According to sources who testified before the Truth Commission and representatives of the Dutch Embassy, the journalists received warnings after the interrogation that they should leave the country for a time, due to imminent danger. The journalists continued their coverage and were murdered on Mar. 17, 1982, in Santa Marta, a tiny town in Chalatenango, two kilometers from the El Paraíso Infantry Barracks.
The day before they were murdered in what the plaintiffs have called an “ambush,” a death squad calling itself Maximiliano Hernández Martínez had published a list of death threats against 35 journalists. None of the four Dutch journalists was included in it. At least 40 died during the 12-year civil war.
“This happened forty years ago, but our family’s pain has not subsided. I still miss my brother,” Sonja Ter Laag, sister of Hans Ter Laag, told El Faro over the phone from Holland.
In March, to commemorate the 40th anniversary of the murder, she traveled for the first time to El Salvador. “I declared as an aggrieved party before Judge Argüello. I told her that when I saw the picture of my brother dead it marked me forever. The judge was also stricken when she saw it. She immediately asked me for all the pictures I have, and I sent them to her. I am very happy, but surprised to see the arrests. I did not think this would happen.”

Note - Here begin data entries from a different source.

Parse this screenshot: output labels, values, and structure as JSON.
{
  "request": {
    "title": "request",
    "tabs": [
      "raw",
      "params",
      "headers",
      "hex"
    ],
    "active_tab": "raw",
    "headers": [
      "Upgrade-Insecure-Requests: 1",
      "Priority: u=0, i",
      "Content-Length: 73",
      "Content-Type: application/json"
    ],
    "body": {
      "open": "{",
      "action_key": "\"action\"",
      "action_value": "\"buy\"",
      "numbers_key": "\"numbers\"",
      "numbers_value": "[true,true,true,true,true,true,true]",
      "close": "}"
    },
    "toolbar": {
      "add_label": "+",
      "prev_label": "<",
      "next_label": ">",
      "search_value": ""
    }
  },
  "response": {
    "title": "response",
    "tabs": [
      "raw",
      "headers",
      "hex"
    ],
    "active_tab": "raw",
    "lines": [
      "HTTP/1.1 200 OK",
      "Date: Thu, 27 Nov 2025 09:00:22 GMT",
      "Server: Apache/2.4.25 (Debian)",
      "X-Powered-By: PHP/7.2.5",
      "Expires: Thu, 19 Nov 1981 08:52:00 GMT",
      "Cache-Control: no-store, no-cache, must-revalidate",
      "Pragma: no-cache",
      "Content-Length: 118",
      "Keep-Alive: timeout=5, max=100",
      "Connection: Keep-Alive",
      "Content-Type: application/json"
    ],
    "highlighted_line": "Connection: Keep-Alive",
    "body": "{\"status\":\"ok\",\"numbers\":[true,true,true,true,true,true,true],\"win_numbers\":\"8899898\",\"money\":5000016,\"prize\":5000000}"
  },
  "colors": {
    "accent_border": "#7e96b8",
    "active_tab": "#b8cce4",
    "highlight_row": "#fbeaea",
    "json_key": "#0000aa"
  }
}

During her visit, Ter Laag asked to be taken to the place where her brother was murdered with his three colleagues. “Lots of soldiers and police officers came with us. I asked what they were doing there and they told me that the Embassy had requested that they come for our protection. I asked myself how we could be protected by the same people who killed my brother.”